Minister: We can't make decisions on abortion law on basis of one case
The Education Minister has today rejected claims that the new legislation on abortion is flawed.
It comes amid reports that a woman, who had claimed she was suicidal, was denied a termination under the Protection of Life During Pregnancy Act.
Two psychiatrists deemed her to be suicidal, but an obstetrician concluded the baby must be delivered by C-section, as the pregnancy was over 23 weeks.
It has been reported that the teenager first sought to terminate her pregnancy at eight weeks.
It is understood the pregnancy was as a result of rape and that the teenager involved could not leave Ireland to have an abortion because of her immigration status.
Campaigners say the case highlights flaws in the legislation, which was introduced in January.
Minister Jan O'Sullivan says she would like to see a referendum in the future to repeal the 8th amendment, which imposed a constitutional ban on abortion.
However she says it will not happen during the remaining life-time of this Government - adding that the legislation in place is the best that was possible at the time.
“The legislation that was introduced was all that was possible under the constitution,” she said.
“It is being monitored, I don’t think we can make decisions about it on the basis of one case, albeit a very difficult case, so I think we need to ensure that we monitor as has been planned and that we keep the legislation under observation in that regard.”

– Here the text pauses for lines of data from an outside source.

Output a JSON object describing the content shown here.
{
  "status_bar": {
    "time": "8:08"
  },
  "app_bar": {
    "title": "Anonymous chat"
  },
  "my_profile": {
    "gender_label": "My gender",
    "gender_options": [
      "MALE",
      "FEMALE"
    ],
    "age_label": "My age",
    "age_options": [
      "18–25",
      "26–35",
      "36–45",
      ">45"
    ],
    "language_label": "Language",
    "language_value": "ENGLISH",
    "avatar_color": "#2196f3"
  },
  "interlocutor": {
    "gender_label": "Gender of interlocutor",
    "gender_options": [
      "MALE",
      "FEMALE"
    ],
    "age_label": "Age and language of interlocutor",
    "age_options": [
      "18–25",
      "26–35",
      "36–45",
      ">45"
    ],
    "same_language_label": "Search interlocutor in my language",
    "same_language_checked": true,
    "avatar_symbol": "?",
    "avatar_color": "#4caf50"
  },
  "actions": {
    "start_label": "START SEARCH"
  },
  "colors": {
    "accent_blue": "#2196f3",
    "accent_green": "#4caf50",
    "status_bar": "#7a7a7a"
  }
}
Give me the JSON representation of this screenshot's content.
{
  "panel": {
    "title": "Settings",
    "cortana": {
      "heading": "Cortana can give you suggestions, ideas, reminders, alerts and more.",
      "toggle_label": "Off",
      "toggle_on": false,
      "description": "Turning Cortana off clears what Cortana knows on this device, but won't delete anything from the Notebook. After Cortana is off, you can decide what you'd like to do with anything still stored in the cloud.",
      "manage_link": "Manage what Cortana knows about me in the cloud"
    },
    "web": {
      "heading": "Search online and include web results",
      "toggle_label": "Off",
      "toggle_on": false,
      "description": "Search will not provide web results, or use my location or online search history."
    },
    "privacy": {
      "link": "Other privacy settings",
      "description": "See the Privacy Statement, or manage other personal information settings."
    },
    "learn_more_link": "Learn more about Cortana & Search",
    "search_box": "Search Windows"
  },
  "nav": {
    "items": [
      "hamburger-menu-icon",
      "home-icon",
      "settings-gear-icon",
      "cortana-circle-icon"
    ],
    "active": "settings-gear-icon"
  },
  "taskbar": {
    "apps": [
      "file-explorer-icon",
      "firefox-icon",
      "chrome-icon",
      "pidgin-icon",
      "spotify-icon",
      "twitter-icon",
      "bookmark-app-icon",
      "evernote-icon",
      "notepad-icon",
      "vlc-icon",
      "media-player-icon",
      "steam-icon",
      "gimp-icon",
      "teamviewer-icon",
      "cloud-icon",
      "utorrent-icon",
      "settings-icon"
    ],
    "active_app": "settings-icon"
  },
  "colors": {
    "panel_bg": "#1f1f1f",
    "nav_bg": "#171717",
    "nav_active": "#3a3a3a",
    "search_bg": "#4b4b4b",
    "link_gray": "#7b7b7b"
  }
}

However, the new abortion laws have been strongly criticised by both pro-life and pro-choice groups.
Dr. Mary Fevier of the Doctors for Choice Group says the abortion legislation is too convoluted and flawed.
"It was always a bad laws, there were so many flaws in it,” she said.
“[Such as] this thing that you must see three practitioners but one can veto.
"And then there's an appeal - was this young woman offered an appeal, was she facilitated in an appeal?
“Then it's potentially up to seven practitioners she needs to see - all of which introduce delay and delay, as we know, leads us into these traumatic circumstances.”
The Master of the Rotunda Hospital has called for a new abortion referendum.
Sam Coulter Smith says he has grave concerns about last year's Protection of Life During Pregnancy Act - which he has described as a missed opportunity.
He says there is a lack of guidance on terminations where there is a risk of suicide and the question of ending a pregnancy when a baby is close to viability.
“My view would be yes, I think we’re mature enough as a society to for us to be able to put into place legislation which enables clinicians to be able to support women in whatever choices they decide to make I relation to these very difficult situations,” he said.
The Pro Life Campaign has strongly criticised the statements today from a number of Labour Party TDs.
Pro Life Campaign deputy chairperson Cora Sherlock said: “This is a tragic story for both mother and baby.
“There is a premature baby clinging to life in a Dublin Hospital as a direct result of last year’s abortion legislation.
“The new law was always about introducing abortion and never about providing life-saving treatments.
“Pro-choice advocates talk about the new law not providing for situations like rape and incest but they know this isn’t true. The tragic story that emerged over the weekend proves that the new law is not restrictive.
“Instead of playing politics with this tragedy, we should all be focussed on the best outcome for the mother and baby at the centre of this very difficult case.”